[ABOUT THIS EXERCISE]
Word for word, restate the records that come next, omitting the images.
=== DATA FOR THE TASK ===
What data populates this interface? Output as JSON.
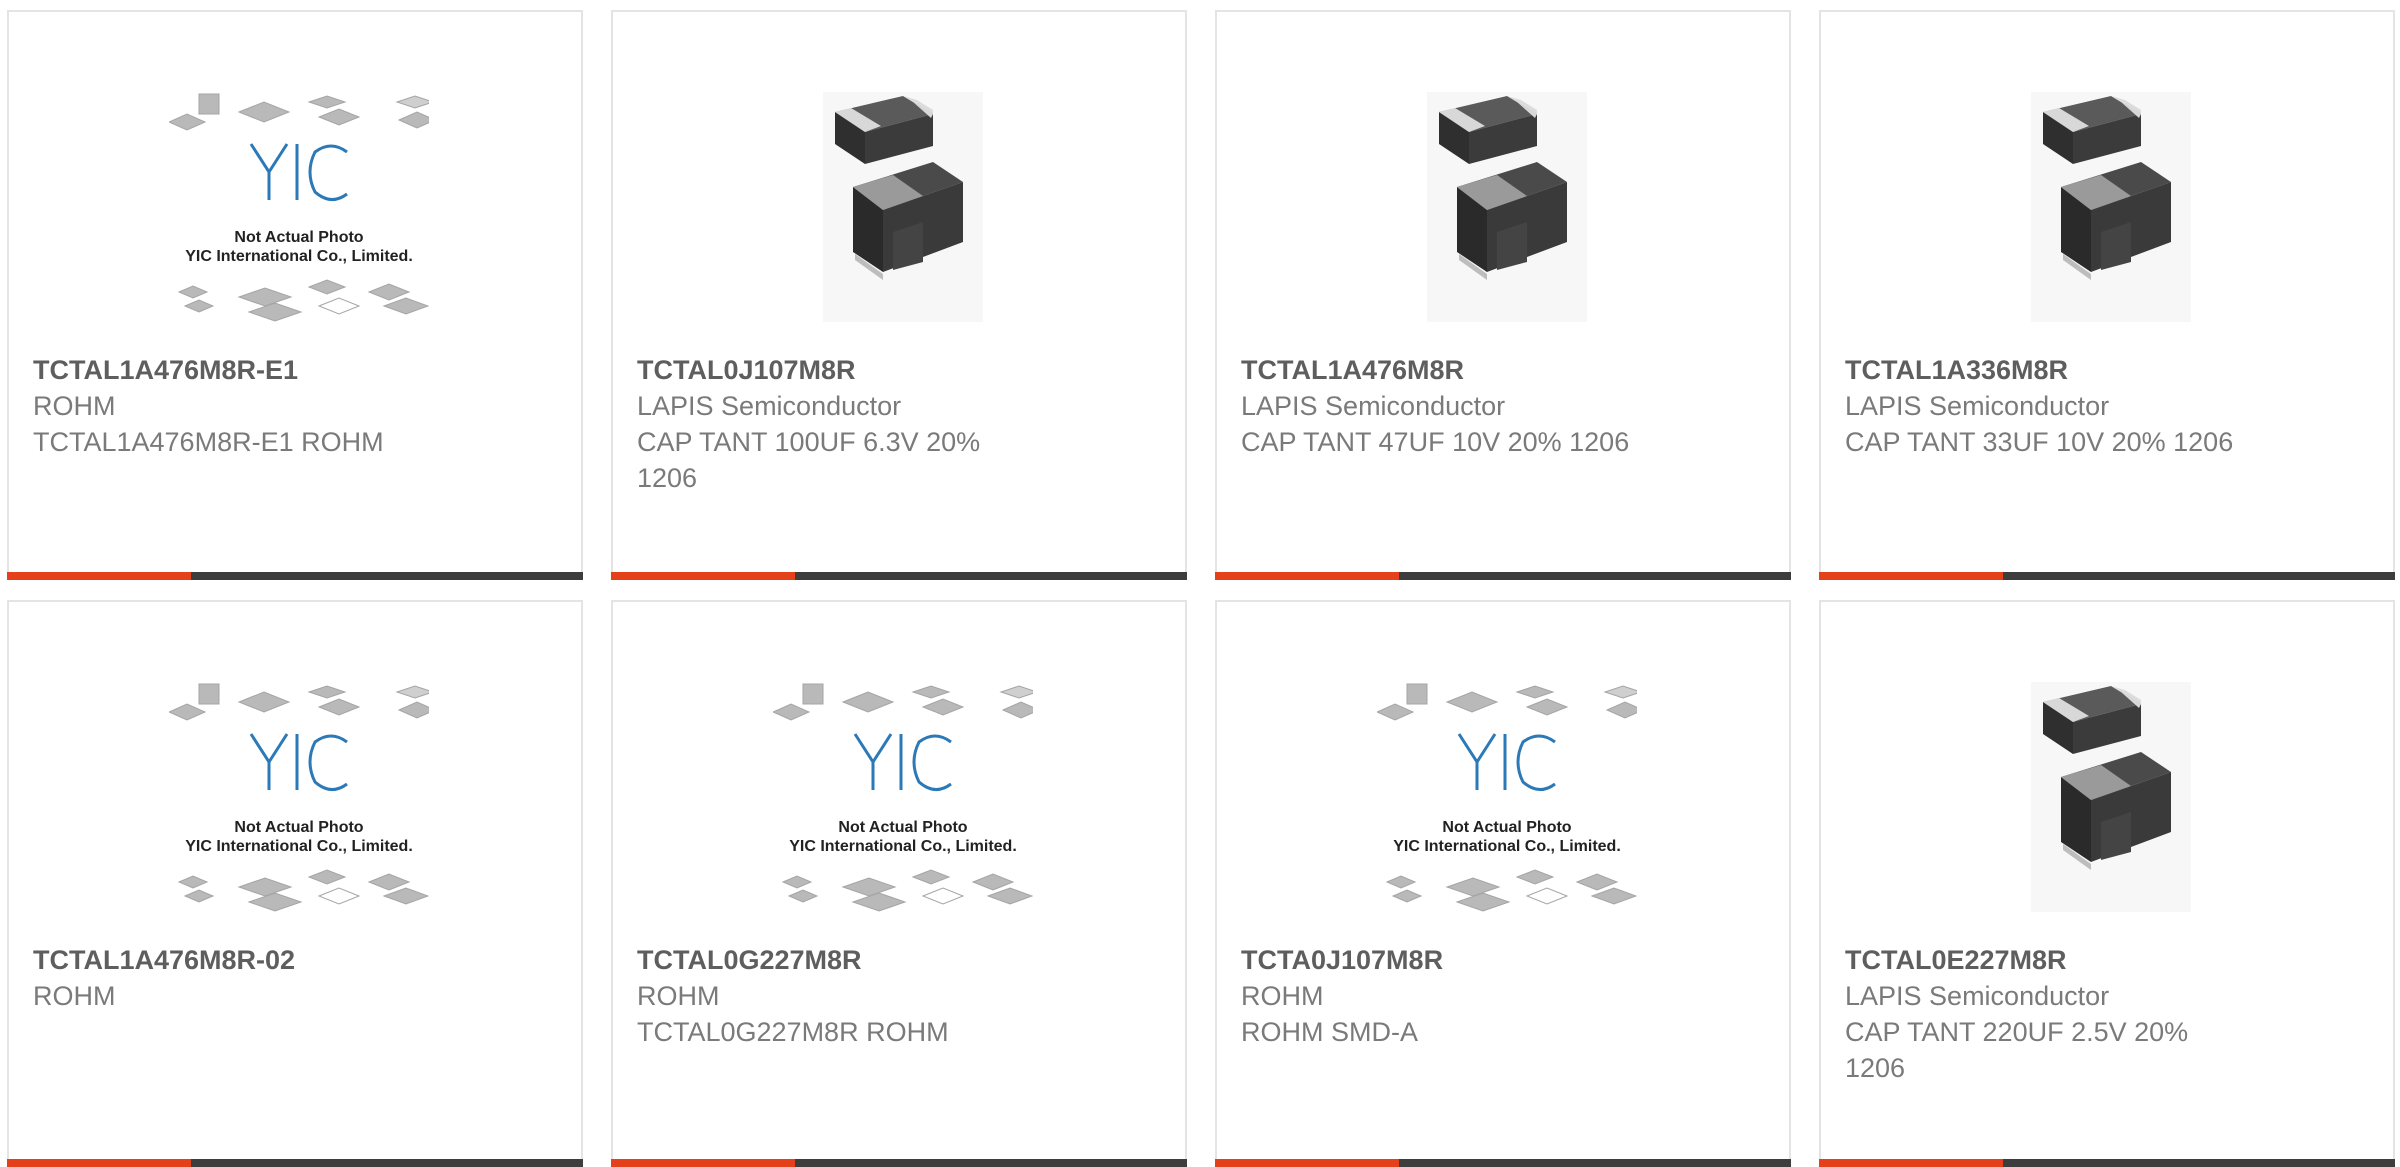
{
  "colors": {
    "accent": "#e4411b",
    "bar": "#3d3d3d"
  },
  "placeholder": {
    "line1": "Not Actual Photo",
    "line2": "YIC International Co., Limited.",
    "logo": "YIC"
  },
  "products": [
    {
      "part": "TCTAL1A476M8R-E1",
      "manufacturer": "ROHM",
      "description": "TCTAL1A476M8R-E1 ROHM",
      "image": "placeholder-photo"
    },
    {
      "part": "TCTAL0J107M8R",
      "manufacturer": "LAPIS Semiconductor",
      "description": "CAP TANT 100UF 6.3V 20% 1206",
      "image": "tantalum-chip-photo"
    },
    {
      "part": "TCTAL1A476M8R",
      "manufacturer": "LAPIS Semiconductor",
      "description": "CAP TANT 47UF 10V 20% 1206",
      "image": "tantalum-chip-photo"
    },
    {
      "part": "TCTAL1A336M8R",
      "manufacturer": "LAPIS Semiconductor",
      "description": "CAP TANT 33UF 10V 20% 1206",
      "image": "tantalum-chip-photo"
    },
    {
      "part": "TCTAL1A476M8R-02",
      "manufacturer": "ROHM",
      "description": "",
      "image": "placeholder-photo"
    },
    {
      "part": "TCTAL0G227M8R",
      "manufacturer": "ROHM",
      "description": "TCTAL0G227M8R ROHM",
      "image": "placeholder-photo"
    },
    {
      "part": "TCTA0J107M8R",
      "manufacturer": "ROHM",
      "description": "ROHM SMD-A",
      "image": "placeholder-photo"
    },
    {
      "part": "TCTAL0E227M8R",
      "manufacturer": "LAPIS Semiconductor",
      "description": "CAP TANT 220UF 2.5V 20% 1206",
      "image": "tantalum-chip-photo"
    }
  ]
}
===
[EXERCISE ANSWER]
What data populates this interface? Output as JSON.
{
  "colors": {
    "accent": "#e4411b",
    "bar": "#3d3d3d"
  },
  "placeholder": {
    "line1": "Not Actual Photo",
    "line2": "YIC International Co., Limited.",
    "logo": "YIC"
  },
  "products": [
    {
      "part": "TCTAL1A476M8R-E1",
      "manufacturer": "ROHM",
      "description": "TCTAL1A476M8R-E1 ROHM",
      "image": "placeholder-photo"
    },
    {
      "part": "TCTAL0J107M8R",
      "manufacturer": "LAPIS Semiconductor",
      "description": "CAP TANT 100UF 6.3V 20% 1206",
      "image": "tantalum-chip-photo"
    },
    {
      "part": "TCTAL1A476M8R",
      "manufacturer": "LAPIS Semiconductor",
      "description": "CAP TANT 47UF 10V 20% 1206",
      "image": "tantalum-chip-photo"
    },
    {
      "part": "TCTAL1A336M8R",
      "manufacturer": "LAPIS Semiconductor",
      "description": "CAP TANT 33UF 10V 20% 1206",
      "image": "tantalum-chip-photo"
    },
    {
      "part": "TCTAL1A476M8R-02",
      "manufacturer": "ROHM",
      "description": "",
      "image": "placeholder-photo"
    },
    {
      "part": "TCTAL0G227M8R",
      "manufacturer": "ROHM",
      "description": "TCTAL0G227M8R ROHM",
      "image": "placeholder-photo"
    },
    {
      "part": "TCTA0J107M8R",
      "manufacturer": "ROHM",
      "description": "ROHM SMD-A",
      "image": "placeholder-photo"
    },
    {
      "part": "TCTAL0E227M8R",
      "manufacturer": "LAPIS Semiconductor",
      "description": "CAP TANT 220UF 2.5V 20% 1206",
      "image": "tantalum-chip-photo"
    }
  ]
}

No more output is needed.